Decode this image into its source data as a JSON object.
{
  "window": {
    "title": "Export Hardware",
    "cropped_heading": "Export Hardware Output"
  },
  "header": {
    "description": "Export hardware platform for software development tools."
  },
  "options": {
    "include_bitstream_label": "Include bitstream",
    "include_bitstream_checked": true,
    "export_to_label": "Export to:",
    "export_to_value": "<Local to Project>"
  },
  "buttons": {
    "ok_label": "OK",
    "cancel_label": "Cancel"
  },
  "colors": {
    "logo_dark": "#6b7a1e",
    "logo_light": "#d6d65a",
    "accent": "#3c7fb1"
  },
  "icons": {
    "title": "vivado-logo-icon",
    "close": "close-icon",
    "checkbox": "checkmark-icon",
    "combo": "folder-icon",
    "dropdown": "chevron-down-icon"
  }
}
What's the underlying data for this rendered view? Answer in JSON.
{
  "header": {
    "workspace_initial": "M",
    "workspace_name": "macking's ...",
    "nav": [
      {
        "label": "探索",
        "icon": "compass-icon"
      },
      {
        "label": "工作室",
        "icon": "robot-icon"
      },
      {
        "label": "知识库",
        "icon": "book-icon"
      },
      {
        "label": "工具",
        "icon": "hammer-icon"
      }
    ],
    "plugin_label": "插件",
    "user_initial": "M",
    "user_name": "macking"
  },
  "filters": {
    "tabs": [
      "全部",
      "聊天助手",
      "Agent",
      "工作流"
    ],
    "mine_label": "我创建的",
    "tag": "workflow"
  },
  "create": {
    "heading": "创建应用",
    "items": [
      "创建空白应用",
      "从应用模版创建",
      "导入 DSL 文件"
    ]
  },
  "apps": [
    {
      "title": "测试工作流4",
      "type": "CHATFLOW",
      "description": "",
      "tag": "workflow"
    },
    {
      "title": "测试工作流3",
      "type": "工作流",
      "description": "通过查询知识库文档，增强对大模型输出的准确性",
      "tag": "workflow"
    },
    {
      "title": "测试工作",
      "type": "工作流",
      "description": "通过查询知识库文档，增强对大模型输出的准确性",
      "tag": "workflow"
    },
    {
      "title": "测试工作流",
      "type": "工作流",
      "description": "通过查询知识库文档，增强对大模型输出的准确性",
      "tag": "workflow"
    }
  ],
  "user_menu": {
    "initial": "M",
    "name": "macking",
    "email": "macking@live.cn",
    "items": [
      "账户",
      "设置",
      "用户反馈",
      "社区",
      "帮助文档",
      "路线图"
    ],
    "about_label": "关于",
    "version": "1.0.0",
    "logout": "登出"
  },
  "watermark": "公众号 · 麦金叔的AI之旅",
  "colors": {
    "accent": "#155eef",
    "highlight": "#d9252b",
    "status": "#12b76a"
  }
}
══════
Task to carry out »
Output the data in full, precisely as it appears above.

Task response »
Decode this image into its source data as a JSON object.
{
  "window": {
    "title": "Export Hardware",
    "cropped_heading": "Export Hardware Output"
  },
  "header": {
    "description": "Export hardware platform for software development tools."
  },
  "options": {
    "include_bitstream_label": "Include bitstream",
    "include_bitstream_checked": true,
    "export_to_label": "Export to:",
    "export_to_value": "<Local to Project>"
  },
  "buttons": {
    "ok_label": "OK",
    "cancel_label": "Cancel"
  },
  "colors": {
    "logo_dark": "#6b7a1e",
    "logo_light": "#d6d65a",
    "accent": "#3c7fb1"
  },
  "icons": {
    "title": "vivado-logo-icon",
    "close": "close-icon",
    "checkbox": "checkmark-icon",
    "combo": "folder-icon",
    "dropdown": "chevron-down-icon"
  }
}
What's the underlying data for this rendered view? Answer in JSON.
{
  "header": {
    "workspace_initial": "M",
    "workspace_name": "macking's ...",
    "nav": [
      {
        "label": "探索",
        "icon": "compass-icon"
      },
      {
        "label": "工作室",
        "icon": "robot-icon"
      },
      {
        "label": "知识库",
        "icon": "book-icon"
      },
      {
        "label": "工具",
        "icon": "hammer-icon"
      }
    ],
    "plugin_label": "插件",
    "user_initial": "M",
    "user_name": "macking"
  },
  "filters": {
    "tabs": [
      "全部",
      "聊天助手",
      "Agent",
      "工作流"
    ],
    "mine_label": "我创建的",
    "tag": "workflow"
  },
  "create": {
    "heading": "创建应用",
    "items": [
      "创建空白应用",
      "从应用模版创建",
      "导入 DSL 文件"
    ]
  },
  "apps": [
    {
      "title": "测试工作流4",
      "type": "CHATFLOW",
      "description": "",
      "tag": "workflow"
    },
    {
      "title": "测试工作流3",
      "type": "工作流",
      "description": "通过查询知识库文档，增强对大模型输出的准确性",
      "tag": "workflow"
    },
    {
      "title": "测试工作",
      "type": "工作流",
      "description": "通过查询知识库文档，增强对大模型输出的准确性",
      "tag": "workflow"
    },
    {
      "title": "测试工作流",
      "type": "工作流",
      "description": "通过查询知识库文档，增强对大模型输出的准确性",
      "tag": "workflow"
    }
  ],
  "user_menu": {
    "initial": "M",
    "name": "macking",
    "email": "macking@live.cn",
    "items": [
      "账户",
      "设置",
      "用户反馈",
      "社区",
      "帮助文档",
      "路线图"
    ],
    "about_label": "关于",
    "version": "1.0.0",
    "logout": "登出"
  },
  "watermark": "公众号 · 麦金叔的AI之旅",
  "colors": {
    "accent": "#155eef",
    "highlight": "#d9252b",
    "status": "#12b76a"
  }
}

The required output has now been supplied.